(DATA SUPPLIED)
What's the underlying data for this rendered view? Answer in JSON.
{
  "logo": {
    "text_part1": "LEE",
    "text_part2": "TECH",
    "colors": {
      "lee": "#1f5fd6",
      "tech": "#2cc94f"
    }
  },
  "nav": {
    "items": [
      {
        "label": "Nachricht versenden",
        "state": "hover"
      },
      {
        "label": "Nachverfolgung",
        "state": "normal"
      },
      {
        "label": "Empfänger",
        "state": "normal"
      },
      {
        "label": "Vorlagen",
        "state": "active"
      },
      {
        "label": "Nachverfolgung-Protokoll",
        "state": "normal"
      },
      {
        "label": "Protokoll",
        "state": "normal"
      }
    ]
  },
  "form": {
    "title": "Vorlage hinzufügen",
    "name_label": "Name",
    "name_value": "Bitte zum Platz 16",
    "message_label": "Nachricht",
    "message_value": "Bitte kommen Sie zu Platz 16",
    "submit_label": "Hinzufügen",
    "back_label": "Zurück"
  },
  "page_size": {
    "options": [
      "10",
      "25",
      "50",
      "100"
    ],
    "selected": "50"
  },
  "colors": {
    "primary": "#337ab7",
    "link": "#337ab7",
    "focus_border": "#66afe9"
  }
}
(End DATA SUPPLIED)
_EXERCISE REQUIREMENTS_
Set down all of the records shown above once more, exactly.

_FINISHED EXERCISE_
What's the underlying data for this rendered view? Answer in JSON.
{
  "logo": {
    "text_part1": "LEE",
    "text_part2": "TECH",
    "colors": {
      "lee": "#1f5fd6",
      "tech": "#2cc94f"
    }
  },
  "nav": {
    "items": [
      {
        "label": "Nachricht versenden",
        "state": "hover"
      },
      {
        "label": "Nachverfolgung",
        "state": "normal"
      },
      {
        "label": "Empfänger",
        "state": "normal"
      },
      {
        "label": "Vorlagen",
        "state": "active"
      },
      {
        "label": "Nachverfolgung-Protokoll",
        "state": "normal"
      },
      {
        "label": "Protokoll",
        "state": "normal"
      }
    ]
  },
  "form": {
    "title": "Vorlage hinzufügen",
    "name_label": "Name",
    "name_value": "Bitte zum Platz 16",
    "message_label": "Nachricht",
    "message_value": "Bitte kommen Sie zu Platz 16",
    "submit_label": "Hinzufügen",
    "back_label": "Zurück"
  },
  "page_size": {
    "options": [
      "10",
      "25",
      "50",
      "100"
    ],
    "selected": "50"
  },
  "colors": {
    "primary": "#337ab7",
    "link": "#337ab7",
    "focus_border": "#66afe9"
  }
}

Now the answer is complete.